Henry Ford famously said, “if I’d asked customers what they wanted, they would have said ‘a faster horse'”.
Many businesses treat focus groups as prophetic. Whether looking for inspiration or validation, they give staggering authority to eight strangers gathered on the other side of a one-way mirror. After one particularly idea-sapping focus group, a creative director leaned over to me and said, “do you think these eight women realize how much power they have?” We jokingly referred to them as the Oracles of Eden Prairie.
Focus groups have their place in the field of consumer insights. Yet they are poorly equipped to answer many questions, particularly involving innovations that are dramatically different from what has been done before. It’s rare that remarkable or unique business ideas originate in an eight-member focus group. Most consumers don’t really know what they want, and if they do, they have a difficult time articulating it.
HBS professor Gerald Zaltman first opened my eyes to the power of a non-focus group approach in consumer research.
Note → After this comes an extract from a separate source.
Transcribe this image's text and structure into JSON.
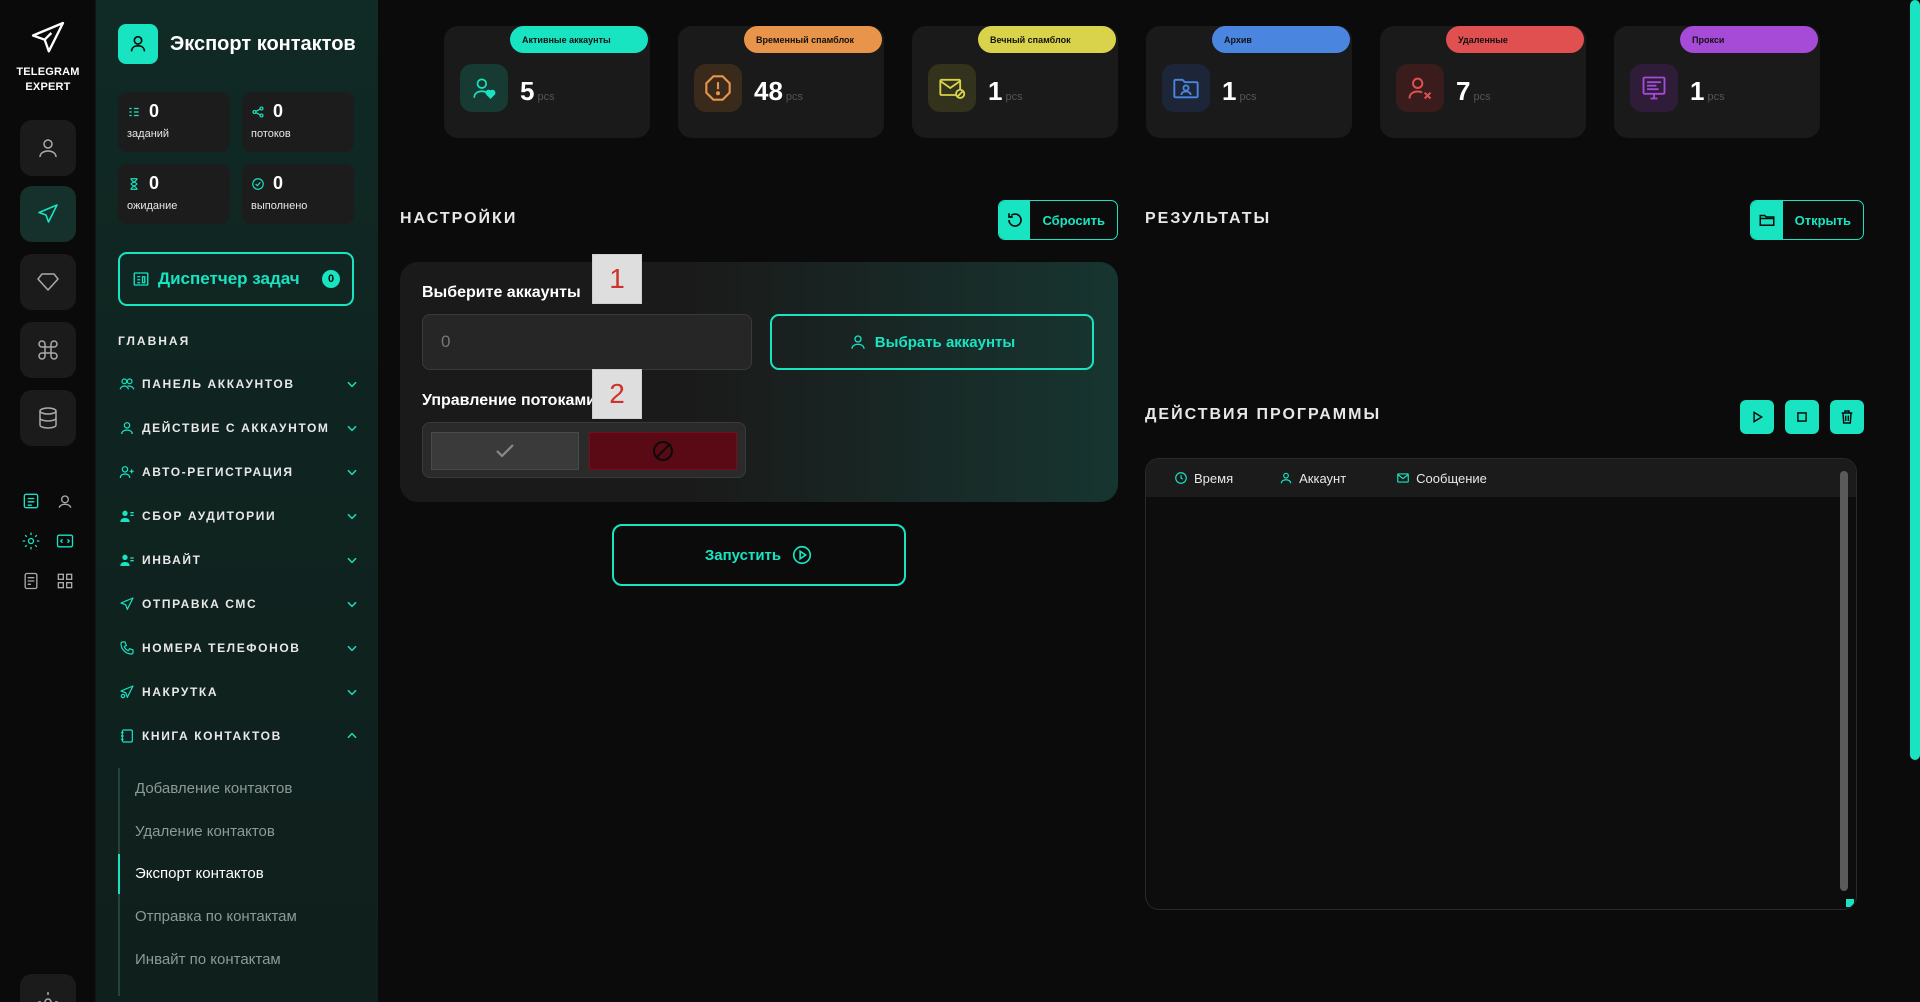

He created a process called the Zaltman Metaphor Elicitation Technique (ZMET) to unearth consumer insights that are deeper than consumers know how to articulate themselves. We experimented with these techniques in the classroom. Dan Pink wrote a great profile on Zaltman that captures the value of this approach:
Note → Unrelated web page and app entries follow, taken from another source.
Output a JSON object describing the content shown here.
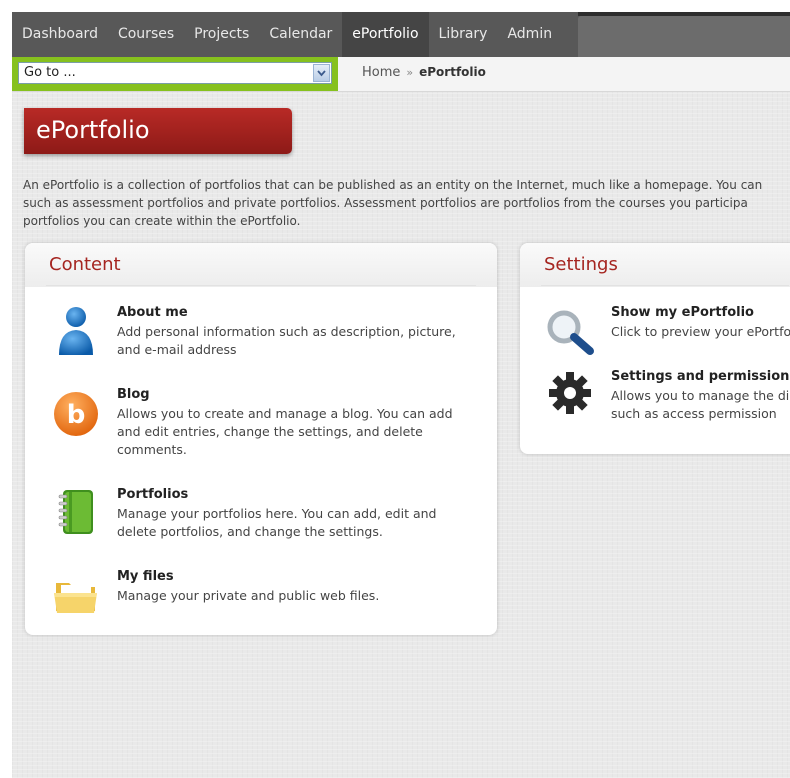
{
  "nav": {
    "items": [
      {
        "label": "Dashboard"
      },
      {
        "label": "Courses"
      },
      {
        "label": "Projects"
      },
      {
        "label": "Calendar"
      },
      {
        "label": "ePortfolio",
        "active": true
      },
      {
        "label": "Library"
      },
      {
        "label": "Admin"
      }
    ]
  },
  "goto": {
    "value": "Go to ..."
  },
  "breadcrumb": {
    "home": "Home",
    "separator": "»",
    "current": "ePortfolio"
  },
  "page": {
    "title": "ePortfolio",
    "intro_lines": [
      "An ePortfolio is a collection of portfolios that can be published as an entity on the Internet, much like a homepage. You can",
      "such as assessment portfolios and private portfolios. Assessment portfolios are portfolios from the courses you participa",
      "portfolios you can create within the ePortfolio."
    ]
  },
  "content_panel": {
    "title": "Content",
    "items": [
      {
        "icon": "person-icon",
        "title": "About me",
        "desc": [
          "Add personal information such as description, picture,",
          "and e-mail address"
        ]
      },
      {
        "icon": "blog-icon",
        "title": "Blog",
        "desc": [
          "Allows you to create and manage a blog. You can add",
          "and edit entries, change the settings, and delete",
          "comments."
        ]
      },
      {
        "icon": "notebook-icon",
        "title": "Portfolios",
        "desc": [
          "Manage your portfolios here. You can add, edit and",
          "delete portfolios, and change the settings."
        ]
      },
      {
        "icon": "folder-icon",
        "title": "My files",
        "desc": [
          "Manage your private and public web files."
        ]
      }
    ]
  },
  "settings_panel": {
    "title": "Settings",
    "items": [
      {
        "icon": "magnifier-icon",
        "title": "Show my ePortfolio",
        "desc": [
          "Click to preview your ePortfo"
        ]
      },
      {
        "icon": "gear-icon",
        "title": "Settings and permissions",
        "desc": [
          "Allows you to manage the di",
          "such as access permission"
        ]
      }
    ]
  },
  "colors": {
    "accent_red": "#a52520",
    "goto_green": "#86c11e",
    "nav_bg": "#585858"
  }
}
“People can give us only what we give them the opportunity to provide,” Zaltman says. “To the extent that we structure the stimulus – whether it’s a discussion guide in a focus group or a question in a survey – all people can do is respond. And there’s value in that. But I see those as strip-mining techniques. Sometimes the valuable ore is on the surface. But often it’s not. Strip-mining techniques are inappropriate when there’s a great deal more depth to be had. Typically, the deeper you go, the more value there is.”
Asking the Oracles of Eden Prairie to tell you what they want is a good technique if you’re in the “faster horse” business. But, if you’re trying to create something meaningfully different, experiment with research methods that are also meaningfully different.